ASIA/SYRIA - The Jesuit Fr. Paolo Dall'Oglio in prayer in Qusayr to stop the sectarian conflict

Qusayr (Agenzia Fides) - The minaret wakes him in the night, but in doing so, "helps him in prayer before dawn, that of the monks of the East". An oasis of prayer "in the middle of the fight, in an enclosed city; constant prayer, disturbed by machine guns." This is the Jesuit Father Paolo Dall'Oglio the Catholic priest who has settled in Qusayr, city in the south of Homs, plagued by violence, to experience prolonged fasting and prayer for peace. As revealed in past days by Fides, he wants to be "a signal against the tide", a non-violent way of living and witnessing faith in Christ in the midst of the conflict. The Jesuit will be in Qusayr for at least eight days, living the spiritual exercises of St. Ignatius of Loyola. "I chose Qusayr because, with my presence, I will try to heal the sectarian polarization that has occurred in the city. I heard the cry of some Christian families who have seen their loved ones abducted and I would like to do my best, with prayer and dialogue, to recompose the divisions," explains Fr. Dall'Oglio to Fides. In the city there has been increasing conflict between Muslims and Christians, with a long trail of kidnappings, revenge killings. Armed gangs of militians out of control, ascribable to the galaxy of the Syrian opposition, have carried out violence against Christians.

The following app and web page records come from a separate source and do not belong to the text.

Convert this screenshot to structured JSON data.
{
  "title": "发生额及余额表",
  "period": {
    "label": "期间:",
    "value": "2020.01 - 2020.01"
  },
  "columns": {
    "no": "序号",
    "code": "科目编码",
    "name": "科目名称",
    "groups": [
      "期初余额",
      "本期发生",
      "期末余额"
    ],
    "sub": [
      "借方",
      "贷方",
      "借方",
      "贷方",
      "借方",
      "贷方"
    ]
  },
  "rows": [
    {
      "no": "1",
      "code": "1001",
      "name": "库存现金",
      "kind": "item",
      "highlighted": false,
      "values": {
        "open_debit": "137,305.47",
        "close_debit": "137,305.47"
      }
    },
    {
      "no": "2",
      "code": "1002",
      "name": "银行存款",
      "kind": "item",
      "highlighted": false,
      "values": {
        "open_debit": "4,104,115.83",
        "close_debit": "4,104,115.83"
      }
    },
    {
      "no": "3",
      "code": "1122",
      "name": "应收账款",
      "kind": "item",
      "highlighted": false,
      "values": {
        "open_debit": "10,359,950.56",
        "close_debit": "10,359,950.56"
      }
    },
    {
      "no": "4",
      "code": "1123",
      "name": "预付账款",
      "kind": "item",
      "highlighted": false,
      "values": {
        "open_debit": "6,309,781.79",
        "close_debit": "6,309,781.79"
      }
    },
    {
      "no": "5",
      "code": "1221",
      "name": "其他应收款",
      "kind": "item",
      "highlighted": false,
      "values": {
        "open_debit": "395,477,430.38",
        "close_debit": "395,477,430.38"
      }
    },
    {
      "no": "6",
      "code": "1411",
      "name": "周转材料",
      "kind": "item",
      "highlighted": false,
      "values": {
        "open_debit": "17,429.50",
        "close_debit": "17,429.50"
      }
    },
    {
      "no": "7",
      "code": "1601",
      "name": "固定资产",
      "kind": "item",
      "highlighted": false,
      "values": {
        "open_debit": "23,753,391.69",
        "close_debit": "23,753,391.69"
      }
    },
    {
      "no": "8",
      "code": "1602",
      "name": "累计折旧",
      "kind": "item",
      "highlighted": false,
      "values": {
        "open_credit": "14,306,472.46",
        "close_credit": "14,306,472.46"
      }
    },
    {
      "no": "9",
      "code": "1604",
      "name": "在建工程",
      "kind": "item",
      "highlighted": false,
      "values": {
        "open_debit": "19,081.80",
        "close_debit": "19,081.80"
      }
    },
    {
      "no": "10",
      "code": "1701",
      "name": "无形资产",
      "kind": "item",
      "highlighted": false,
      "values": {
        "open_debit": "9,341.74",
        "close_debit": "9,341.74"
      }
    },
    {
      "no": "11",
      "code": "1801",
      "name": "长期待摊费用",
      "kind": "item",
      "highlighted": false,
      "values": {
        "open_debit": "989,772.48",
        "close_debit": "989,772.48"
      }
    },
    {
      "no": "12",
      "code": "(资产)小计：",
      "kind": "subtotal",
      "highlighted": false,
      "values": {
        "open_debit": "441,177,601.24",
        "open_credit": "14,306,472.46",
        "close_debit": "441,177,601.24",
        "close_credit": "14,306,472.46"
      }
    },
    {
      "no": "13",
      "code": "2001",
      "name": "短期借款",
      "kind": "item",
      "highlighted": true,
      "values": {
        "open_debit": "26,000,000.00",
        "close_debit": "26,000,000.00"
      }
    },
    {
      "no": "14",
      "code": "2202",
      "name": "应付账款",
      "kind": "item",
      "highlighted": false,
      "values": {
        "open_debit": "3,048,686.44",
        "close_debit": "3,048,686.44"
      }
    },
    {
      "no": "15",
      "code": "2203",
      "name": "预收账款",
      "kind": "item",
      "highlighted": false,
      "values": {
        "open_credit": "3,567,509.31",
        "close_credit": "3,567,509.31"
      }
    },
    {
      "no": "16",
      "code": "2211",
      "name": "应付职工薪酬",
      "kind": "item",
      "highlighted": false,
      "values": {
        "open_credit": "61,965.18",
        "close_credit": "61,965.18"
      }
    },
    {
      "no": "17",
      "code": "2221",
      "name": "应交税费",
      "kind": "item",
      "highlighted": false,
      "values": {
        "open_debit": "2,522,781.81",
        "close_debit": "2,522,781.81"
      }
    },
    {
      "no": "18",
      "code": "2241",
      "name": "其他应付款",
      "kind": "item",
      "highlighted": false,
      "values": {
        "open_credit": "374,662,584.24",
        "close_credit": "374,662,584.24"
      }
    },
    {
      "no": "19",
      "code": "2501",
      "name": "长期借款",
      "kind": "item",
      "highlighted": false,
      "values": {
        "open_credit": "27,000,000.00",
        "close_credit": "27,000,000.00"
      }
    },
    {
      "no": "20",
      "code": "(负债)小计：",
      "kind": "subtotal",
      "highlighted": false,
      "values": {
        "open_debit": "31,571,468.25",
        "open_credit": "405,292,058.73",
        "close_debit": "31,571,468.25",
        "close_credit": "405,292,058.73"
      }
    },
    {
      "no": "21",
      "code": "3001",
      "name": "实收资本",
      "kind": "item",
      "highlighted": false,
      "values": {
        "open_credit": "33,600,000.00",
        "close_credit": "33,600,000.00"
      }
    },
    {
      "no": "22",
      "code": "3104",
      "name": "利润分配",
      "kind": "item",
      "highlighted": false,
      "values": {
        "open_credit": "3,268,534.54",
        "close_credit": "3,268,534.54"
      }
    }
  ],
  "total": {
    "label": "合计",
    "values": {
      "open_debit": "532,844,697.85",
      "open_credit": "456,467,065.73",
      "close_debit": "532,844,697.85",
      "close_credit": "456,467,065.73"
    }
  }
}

The Christian André Arbache, 30 years old, in January, was kidnapped and later found dead. Many other Christians are victims of kidnappings. Qusayr is a town where there lived a greek-catholic community among the largest in Syria, about 10 thousand people, along with 15 thousand Sunni Muslims. "The Christians - explains Fr. Dall'Oglio – have almost all fled from the city, there are very few. " The Jesuit is a guest of a Catholic family, as the parish house in Qusayr is not a safe place. "My prayer and my presence wants to also be a sign of hope, so that Syrians can blossom this spring, to a future of unity and dialogue characterized by pluralism," he remarks. Around him a web of relationships torn by the dynamics of violence is being rebuilt, which easily turns into a spiral of hatred and revenge between individuals, families, communities of different religions. The key words are "reconciliation and forgiveness, brotherhood in the name of God." Hoping to build, even with prayer, a more humane Syria, respectful of the dignity and rights of all. (PA) (Agenzia Fides 30/5/2012)